• Given records:
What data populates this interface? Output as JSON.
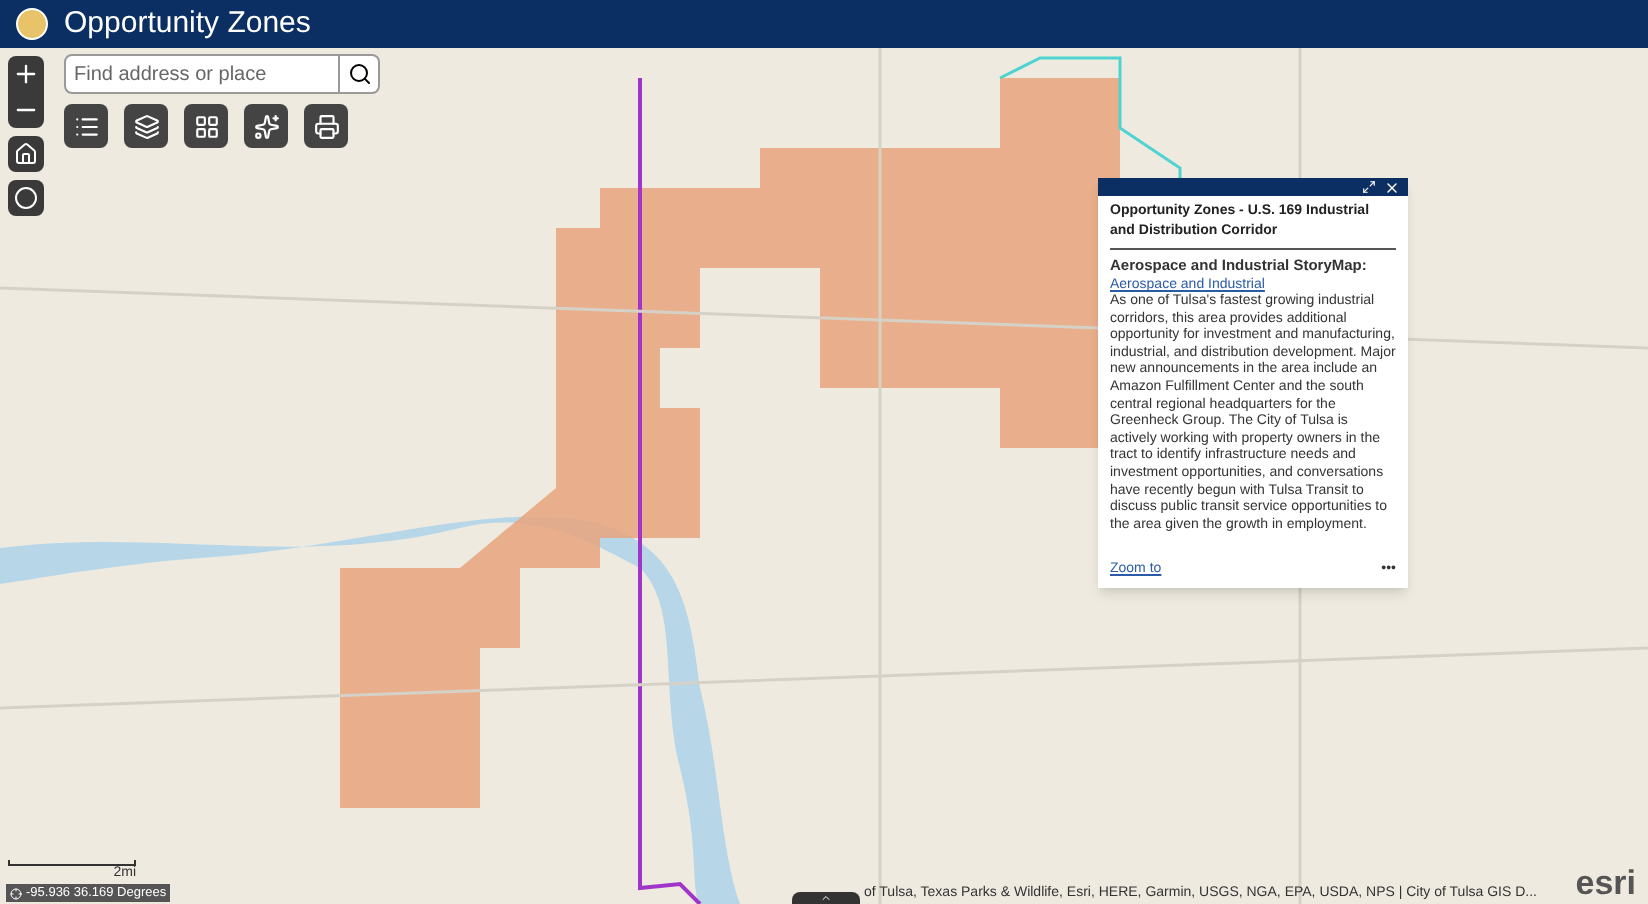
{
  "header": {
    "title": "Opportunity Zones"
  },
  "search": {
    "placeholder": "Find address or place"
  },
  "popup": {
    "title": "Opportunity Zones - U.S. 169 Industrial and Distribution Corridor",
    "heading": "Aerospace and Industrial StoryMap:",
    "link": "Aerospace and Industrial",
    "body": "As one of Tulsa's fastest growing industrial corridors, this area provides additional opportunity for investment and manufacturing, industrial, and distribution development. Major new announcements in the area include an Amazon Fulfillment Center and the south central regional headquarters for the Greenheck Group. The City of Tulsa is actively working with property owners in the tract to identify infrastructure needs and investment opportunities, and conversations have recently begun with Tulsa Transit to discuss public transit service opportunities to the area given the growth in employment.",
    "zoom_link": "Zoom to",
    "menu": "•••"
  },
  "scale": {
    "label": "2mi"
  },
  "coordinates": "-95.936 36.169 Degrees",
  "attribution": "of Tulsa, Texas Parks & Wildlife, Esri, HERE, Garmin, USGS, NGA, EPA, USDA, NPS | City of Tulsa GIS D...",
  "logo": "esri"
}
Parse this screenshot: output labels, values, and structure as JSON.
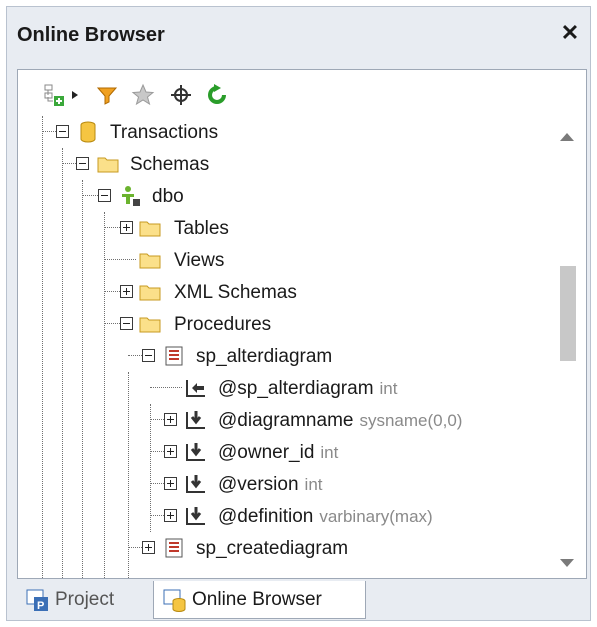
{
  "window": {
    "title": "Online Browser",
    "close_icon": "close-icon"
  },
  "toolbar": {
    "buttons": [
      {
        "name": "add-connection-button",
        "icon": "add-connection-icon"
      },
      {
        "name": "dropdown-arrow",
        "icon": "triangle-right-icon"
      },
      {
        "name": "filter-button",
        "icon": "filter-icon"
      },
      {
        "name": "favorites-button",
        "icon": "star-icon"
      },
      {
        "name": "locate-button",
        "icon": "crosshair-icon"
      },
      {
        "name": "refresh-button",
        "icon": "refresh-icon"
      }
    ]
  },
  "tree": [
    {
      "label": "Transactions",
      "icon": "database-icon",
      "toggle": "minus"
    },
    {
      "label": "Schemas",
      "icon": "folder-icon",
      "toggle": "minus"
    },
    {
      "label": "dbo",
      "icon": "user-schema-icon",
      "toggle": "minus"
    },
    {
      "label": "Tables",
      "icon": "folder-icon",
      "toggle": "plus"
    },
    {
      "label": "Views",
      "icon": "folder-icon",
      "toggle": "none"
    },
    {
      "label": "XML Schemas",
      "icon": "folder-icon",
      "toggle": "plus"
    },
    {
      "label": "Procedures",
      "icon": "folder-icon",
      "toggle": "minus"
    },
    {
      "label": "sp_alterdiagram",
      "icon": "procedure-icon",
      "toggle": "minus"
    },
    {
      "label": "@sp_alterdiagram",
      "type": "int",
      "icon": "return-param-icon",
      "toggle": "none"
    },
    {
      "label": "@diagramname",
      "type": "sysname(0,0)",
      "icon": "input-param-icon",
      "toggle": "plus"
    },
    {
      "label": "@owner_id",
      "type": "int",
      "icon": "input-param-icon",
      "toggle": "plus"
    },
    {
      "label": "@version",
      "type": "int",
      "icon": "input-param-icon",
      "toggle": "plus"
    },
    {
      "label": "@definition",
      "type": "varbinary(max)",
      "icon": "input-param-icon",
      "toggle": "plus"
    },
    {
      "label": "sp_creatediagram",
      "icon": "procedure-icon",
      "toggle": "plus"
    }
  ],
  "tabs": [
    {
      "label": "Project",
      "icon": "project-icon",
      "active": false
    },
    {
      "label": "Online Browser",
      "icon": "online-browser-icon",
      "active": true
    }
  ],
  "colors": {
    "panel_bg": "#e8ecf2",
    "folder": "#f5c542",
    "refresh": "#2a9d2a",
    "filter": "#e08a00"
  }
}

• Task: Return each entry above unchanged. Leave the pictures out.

• Completed task:
What data populates this interface? Output as JSON.
{
  "header": {
    "title": "Opportunity Zones"
  },
  "search": {
    "placeholder": "Find address or place"
  },
  "popup": {
    "title": "Opportunity Zones - U.S. 169 Industrial and Distribution Corridor",
    "heading": "Aerospace and Industrial StoryMap:",
    "link": "Aerospace and Industrial",
    "body": "As one of Tulsa's fastest growing industrial corridors, this area provides additional opportunity for investment and manufacturing, industrial, and distribution development. Major new announcements in the area include an Amazon Fulfillment Center and the south central regional headquarters for the Greenheck Group. The City of Tulsa is actively working with property owners in the tract to identify infrastructure needs and investment opportunities, and conversations have recently begun with Tulsa Transit to discuss public transit service opportunities to the area given the growth in employment.",
    "zoom_link": "Zoom to",
    "menu": "•••"
  },
  "scale": {
    "label": "2mi"
  },
  "coordinates": "-95.936 36.169 Degrees",
  "attribution": "of Tulsa, Texas Parks & Wildlife, Esri, HERE, Garmin, USGS, NGA, EPA, USDA, NPS | City of Tulsa GIS D...",
  "logo": "esri"
}
Parse this screenshot: output labels, values, and structure as JSON.
{
  "window": {
    "title": "Online Browser",
    "close_icon": "close-icon"
  },
  "toolbar": {
    "buttons": [
      {
        "name": "add-connection-button",
        "icon": "add-connection-icon"
      },
      {
        "name": "dropdown-arrow",
        "icon": "triangle-right-icon"
      },
      {
        "name": "filter-button",
        "icon": "filter-icon"
      },
      {
        "name": "favorites-button",
        "icon": "star-icon"
      },
      {
        "name": "locate-button",
        "icon": "crosshair-icon"
      },
      {
        "name": "refresh-button",
        "icon": "refresh-icon"
      }
    ]
  },
  "tree": [
    {
      "label": "Transactions",
      "icon": "database-icon",
      "toggle": "minus"
    },
    {
      "label": "Schemas",
      "icon": "folder-icon",
      "toggle": "minus"
    },
    {
      "label": "dbo",
      "icon": "user-schema-icon",
      "toggle": "minus"
    },
    {
      "label": "Tables",
      "icon": "folder-icon",
      "toggle": "plus"
    },
    {
      "label": "Views",
      "icon": "folder-icon",
      "toggle": "none"
    },
    {
      "label": "XML Schemas",
      "icon": "folder-icon",
      "toggle": "plus"
    },
    {
      "label": "Procedures",
      "icon": "folder-icon",
      "toggle": "minus"
    },
    {
      "label": "sp_alterdiagram",
      "icon": "procedure-icon",
      "toggle": "minus"
    },
    {
      "label": "@sp_alterdiagram",
      "type": "int",
      "icon": "return-param-icon",
      "toggle": "none"
    },
    {
      "label": "@diagramname",
      "type": "sysname(0,0)",
      "icon": "input-param-icon",
      "toggle": "plus"
    },
    {
      "label": "@owner_id",
      "type": "int",
      "icon": "input-param-icon",
      "toggle": "plus"
    },
    {
      "label": "@version",
      "type": "int",
      "icon": "input-param-icon",
      "toggle": "plus"
    },
    {
      "label": "@definition",
      "type": "varbinary(max)",
      "icon": "input-param-icon",
      "toggle": "plus"
    },
    {
      "label": "sp_creatediagram",
      "icon": "procedure-icon",
      "toggle": "plus"
    }
  ],
  "tabs": [
    {
      "label": "Project",
      "icon": "project-icon",
      "active": false
    },
    {
      "label": "Online Browser",
      "icon": "online-browser-icon",
      "active": true
    }
  ],
  "colors": {
    "panel_bg": "#e8ecf2",
    "folder": "#f5c542",
    "refresh": "#2a9d2a",
    "filter": "#e08a00"
  }
}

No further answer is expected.